Who saw last night’s presidential debate in Denver? Certainly there is a great deal of water cooler discussion going on today. Something that irked me was the continual reference to the fact that Medicare would continue to be available for “seniors”. Anyone working in the Medicare Advantage arena (whether it’s in Medical Management, Sales, Customer Service, you name it) knows that Medicare is not just for seniors. The Marketing guidelines even prohibit targeted marketing in this regard, i.e. implying a plan is available only to seniors as opposed to all Medicare beneficiaries. In fact, the list of under-65 recipients who qualify is as long as the list of over-65 qualifications.
According to the Department of Health and Human Services (HHS), Medicare Advantage (MA) enrollment is anticipated to grow 11 percent. Regardless of the politics behind the message, more beneficiaries than ever will be enrolled in MA products. Most organizations cannot keep up with all of CMS’ requirements. As evidenced in their best practice reviews of 5-star plans, no plan is perfect.
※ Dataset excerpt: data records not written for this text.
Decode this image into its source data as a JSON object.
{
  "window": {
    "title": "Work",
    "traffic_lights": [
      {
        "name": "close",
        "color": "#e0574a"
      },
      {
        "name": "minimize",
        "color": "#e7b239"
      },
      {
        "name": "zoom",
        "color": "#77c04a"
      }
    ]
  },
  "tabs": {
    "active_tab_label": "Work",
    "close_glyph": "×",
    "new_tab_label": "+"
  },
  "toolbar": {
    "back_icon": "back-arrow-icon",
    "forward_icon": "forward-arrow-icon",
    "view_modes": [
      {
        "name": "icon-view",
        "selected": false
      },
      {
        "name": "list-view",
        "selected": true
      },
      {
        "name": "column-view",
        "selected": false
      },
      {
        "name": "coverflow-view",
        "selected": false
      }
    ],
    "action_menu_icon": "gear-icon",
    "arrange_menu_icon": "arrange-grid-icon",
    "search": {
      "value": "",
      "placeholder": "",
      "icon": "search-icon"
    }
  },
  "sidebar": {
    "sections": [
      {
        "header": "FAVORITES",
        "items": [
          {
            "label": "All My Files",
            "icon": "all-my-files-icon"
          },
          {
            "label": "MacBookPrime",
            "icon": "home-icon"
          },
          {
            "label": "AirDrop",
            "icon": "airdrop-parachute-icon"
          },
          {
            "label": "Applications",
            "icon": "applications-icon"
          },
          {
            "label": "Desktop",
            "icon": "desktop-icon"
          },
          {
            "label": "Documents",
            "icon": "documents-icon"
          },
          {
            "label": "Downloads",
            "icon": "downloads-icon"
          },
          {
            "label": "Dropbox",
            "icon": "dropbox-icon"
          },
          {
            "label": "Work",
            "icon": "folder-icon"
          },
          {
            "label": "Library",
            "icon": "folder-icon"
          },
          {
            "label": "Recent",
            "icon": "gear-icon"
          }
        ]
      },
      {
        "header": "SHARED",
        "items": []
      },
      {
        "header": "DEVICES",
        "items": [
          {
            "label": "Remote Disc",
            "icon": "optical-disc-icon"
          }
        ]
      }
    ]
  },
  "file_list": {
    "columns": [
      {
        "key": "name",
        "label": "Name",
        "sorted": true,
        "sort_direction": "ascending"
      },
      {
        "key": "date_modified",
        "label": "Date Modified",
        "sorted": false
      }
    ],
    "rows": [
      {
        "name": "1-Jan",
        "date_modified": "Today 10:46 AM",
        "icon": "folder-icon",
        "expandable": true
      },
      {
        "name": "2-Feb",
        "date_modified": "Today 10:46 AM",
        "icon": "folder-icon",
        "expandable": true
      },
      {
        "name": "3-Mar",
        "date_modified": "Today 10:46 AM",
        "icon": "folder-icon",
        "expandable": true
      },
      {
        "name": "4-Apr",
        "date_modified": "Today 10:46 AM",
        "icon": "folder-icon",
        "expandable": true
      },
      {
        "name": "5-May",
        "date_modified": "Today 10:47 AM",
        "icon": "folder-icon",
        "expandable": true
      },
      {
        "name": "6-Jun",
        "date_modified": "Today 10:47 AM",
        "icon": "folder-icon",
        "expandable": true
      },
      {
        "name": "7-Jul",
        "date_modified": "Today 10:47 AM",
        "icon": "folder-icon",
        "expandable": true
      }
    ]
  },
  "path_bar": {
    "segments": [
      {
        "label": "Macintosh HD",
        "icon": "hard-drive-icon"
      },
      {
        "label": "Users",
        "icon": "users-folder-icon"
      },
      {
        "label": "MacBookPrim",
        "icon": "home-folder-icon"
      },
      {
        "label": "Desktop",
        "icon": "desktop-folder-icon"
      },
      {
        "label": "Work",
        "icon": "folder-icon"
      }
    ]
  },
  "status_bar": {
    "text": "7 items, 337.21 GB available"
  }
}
Common findings included improper formulary administration, denial of transition fills, and lack of an effective monitoring and auditing system. These findings have a high impact on MA enrollees.
It seems like only yesterday that I was submitting comments in response to CMS’ draft chapter 13. It was, in fact, way back in April of 2007, when I was a budding young compliance analyst determined to keep a plan on the right track.
Ongoing monitoring and auditing is a widespread challenge, but they are must-dos according to CMS’ compliance program requirements. You have some tools, but not enough to capture the full picture. Responsibilities are spread out between departments and delegated entities. Is the risk assessment just a matter of asking for a list of risks, or is it simply a review of the OIG work plan? It’s just not enough. Where does your sanity check fall on your annual risk assessment, let alone your daily planner?